Canada announces retaliatory tariffs. Link to full list below.

architecture buildings business city

Photo by Burst on Pexels.com

As has been widely reported on Reuters, NBC, CNN, Dailymail etc., Canadian Prime Minister Justin Trudeau announced the final list of items that will be subject to tariffs  of 10-20% starting July 1st.

The full list can be found here.

The list includes ballpoint pens, inflatable boats, playing cards, sleeping bags, portable stoves, toilet paper, ketchup, pizza, maple syrup etc. Seems like the only people will be the Canadian Boy Scouts! Just kidding, the list includes steel, aluminum, bovine animals; prepared meals etc.

It will be interesting to see whether these tariffs will impact the US surplus with Canada. Since 1985, the US has had a yearly trade surplus with Canada and the new tariffs will impact about 12.5 billion in goods from the US. In 2017, the US held a trade surplus of 25.9 billion dollars.
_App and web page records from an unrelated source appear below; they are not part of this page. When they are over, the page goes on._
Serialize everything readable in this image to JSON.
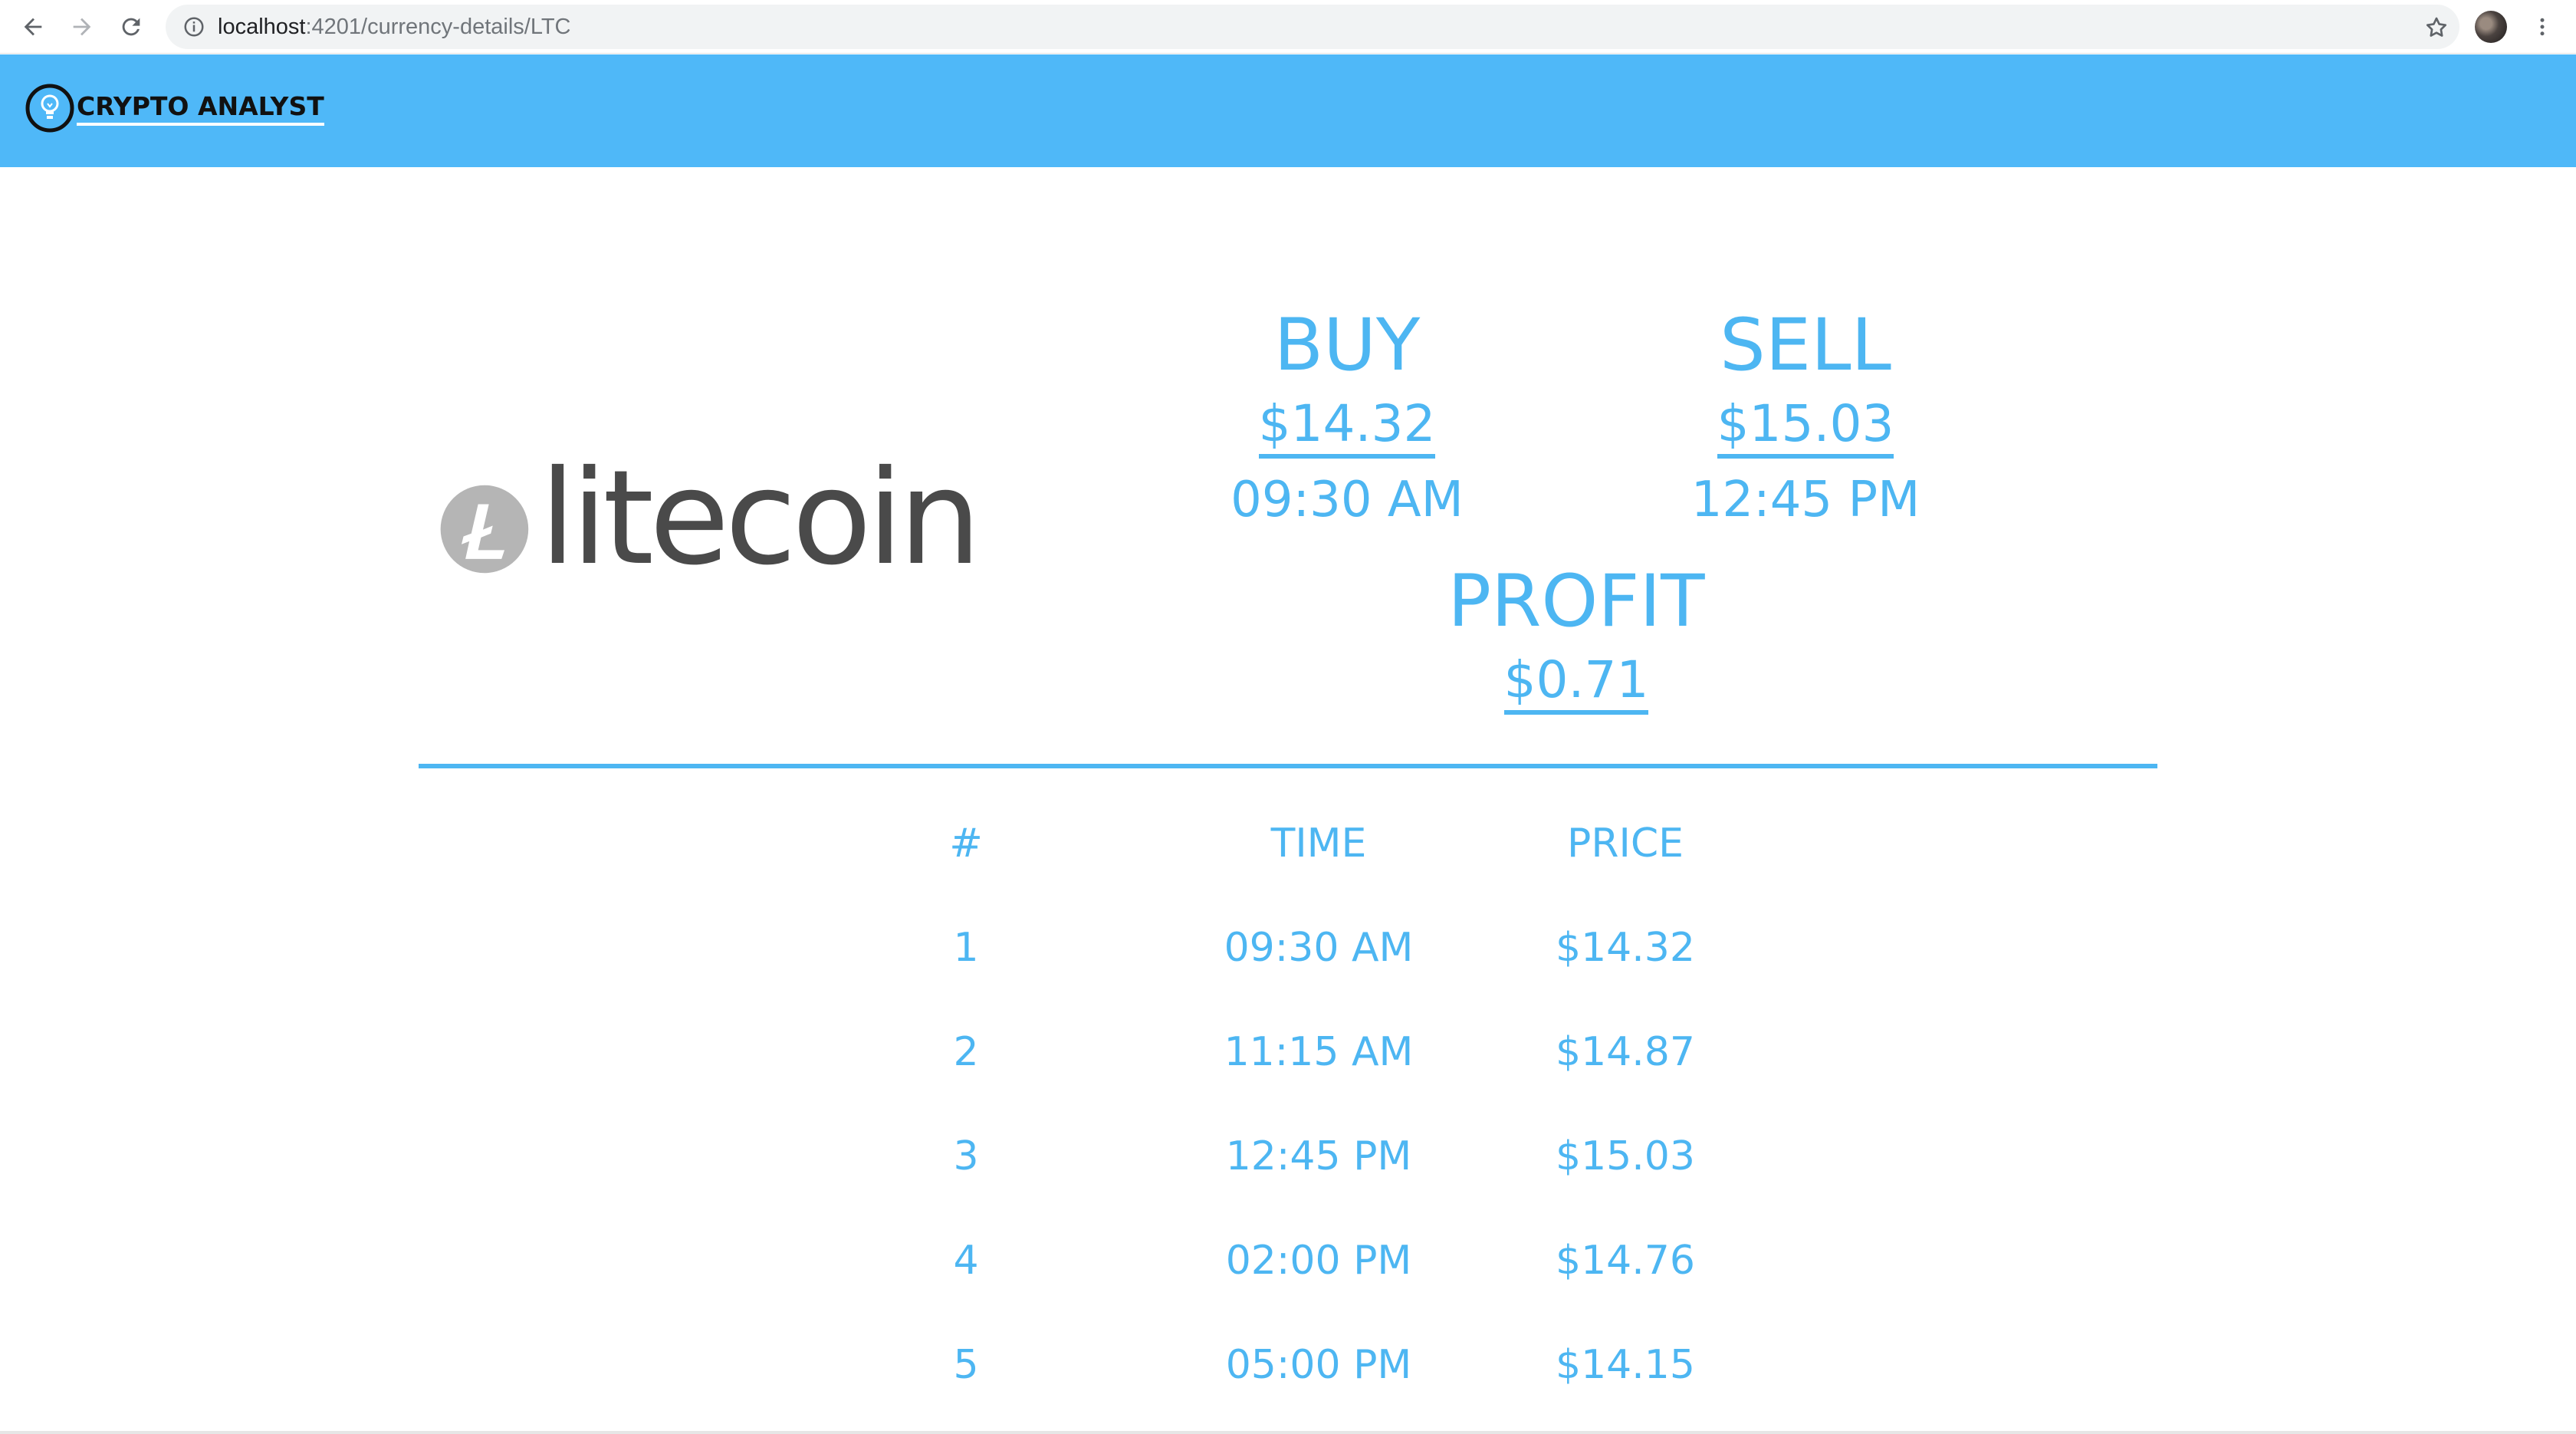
{
  "browser": {
    "url_host": "localhost",
    "url_rest": ":4201/currency-details/LTC"
  },
  "header": {
    "brand": "CRYPTO ANALYST"
  },
  "coin": {
    "name": "litecoin"
  },
  "buy": {
    "title": "BUY",
    "price": "$14.32",
    "time": "09:30 AM"
  },
  "sell": {
    "title": "SELL",
    "price": "$15.03",
    "time": "12:45 PM"
  },
  "profit": {
    "title": "PROFIT",
    "value": "$0.71"
  },
  "table": {
    "columns": [
      "#",
      "TIME",
      "PRICE"
    ],
    "rows": [
      {
        "idx": "1",
        "time": "09:30 AM",
        "price": "$14.32"
      },
      {
        "idx": "2",
        "time": "11:15 AM",
        "price": "$14.87"
      },
      {
        "idx": "3",
        "time": "12:45 PM",
        "price": "$15.03"
      },
      {
        "idx": "4",
        "time": "02:00 PM",
        "price": "$14.76"
      },
      {
        "idx": "5",
        "time": "05:00 PM",
        "price": "$14.15"
      }
    ]
  },
  "colors": {
    "header_bg": "#4fb8f8",
    "accent": "#4db6f2",
    "logo_grey": "#4a4a4a"
  }
}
If you import or export any of the impacted goods and have questions moving forward, contact experienced trade and customs attorney David Hsu at 832.896.6288 or by email at dhsu@givensjohnston.com.

It’s official – US issues trade tariffs on steel and aluminum from the EU, Canada and Mexico.

architecture buildings business city

Photo by Burst on Pexels.com

The Whitehouse issued two presidential proclamations that placed 25% steel and 10% aluminum tariffs on imports from the European Union, Canada and Mexico.

The full proclamations can be found here for steel and here for aluiminum.

If you have any questions on how these new tariffs will impact your business or what options you may have – contact experienced antidumping attorney David Hsu at 832-896-6288 or by email at dhsu@givensjohnston.com for a free evaluation.

Cash seizures by CBP during busy Memorial Day and tips on what you need to do if you have had your cash seized.

abundance bank banking banknotes

Photo by Pixabay on Pexels.com

CBP media release noted multiple drug arrests over the Memorial Day weekend at the Buffalo area (Peace Bridge and Lewiston Ports of Entry). Most of the incidents involved travelers with illegal substances and arrests on several US travelers for outstanding warrants.

Lastly, CBP seized $20,000 in currency from a Canadian citizen for failure to report currency over $10,000.

The media release indicates CBP seized the currency and “the traveler was refused entry into the United States”.

What? At least let the guy in –

If you are ever traveling and have your currency seized, be sure to do the following:

  1. Give Customs and Border Protection your real address. They will send you a certified letter.
  2. Cooperate with Customs officials.
  3. Disclose all the money you have up front.
  4. You will be asked to sign a FinCen form, sign it only after you write down all the money you really have.

Here are some other tips:

  1. CBP will seize all currency, doesn’t matter if it is in US dollars or in currency of another country.
  2. Money orders, checks also count, it is not just cash that is counted.
  3. It doesn’t matter if you are leaving or entering the country – you have to declare the currency anytime you ENTER or LEAVE the US.
  4. Check your mail within 1-2 weeks of your currency seizure.
  5. Do not ignore the letter you will receive from Customs.
  6. Call experienced Currency Seizure attorney David Hsu immediately at 832-896-6288 or email at dhsu@givensjohnston.com.

Court of International Trade sides with Canadian textile importer and dismisses Customs $4.5 million penalty claim.

pexels-photo-236748.jpeg

In a just released decision by the the U.S. Court of International Trade (CIT), the CIT dismissed U.S. Customs and Border Protection’s (CBP) efforts to collect $4.5 million in penalties against Tricots Liesse 1983, Inc. (Tricots), a Candian textile company importing goods into the US. The full text of the CIT Slip Op. 18-29 can be found here.

In the instant case, Tricots tried to correct NAFTA rules of origin claims by filing a prior disclosure with CBP. CBP issued an administrative penalty and duty demand while not providing Tricots an opporutnity for oral hearings during the administrative proceedings. CBP then filed suit against Tricots in the CIT to collect $4.5 MM in penalties and duties. In response, Tricots filed a motion to dismiss the claims because CBP did not allow Tricots the opportunity to attempt administrative remedies.

In short, the CIT opinion faults CBP for not allowing Tricots a “reasonable opportunity” to make oral representations after issuing the penalty notice. This decision helps future importers by ensuring any importer has the opportunity to receive an administrative hearing before CBP imposes a penalty.

If you have received a penalty notice from Customs and need assistance, contact experienced trade and customs attorney David Hsu at 832-896-6288, or by email at dhsu@givensjohnston.com.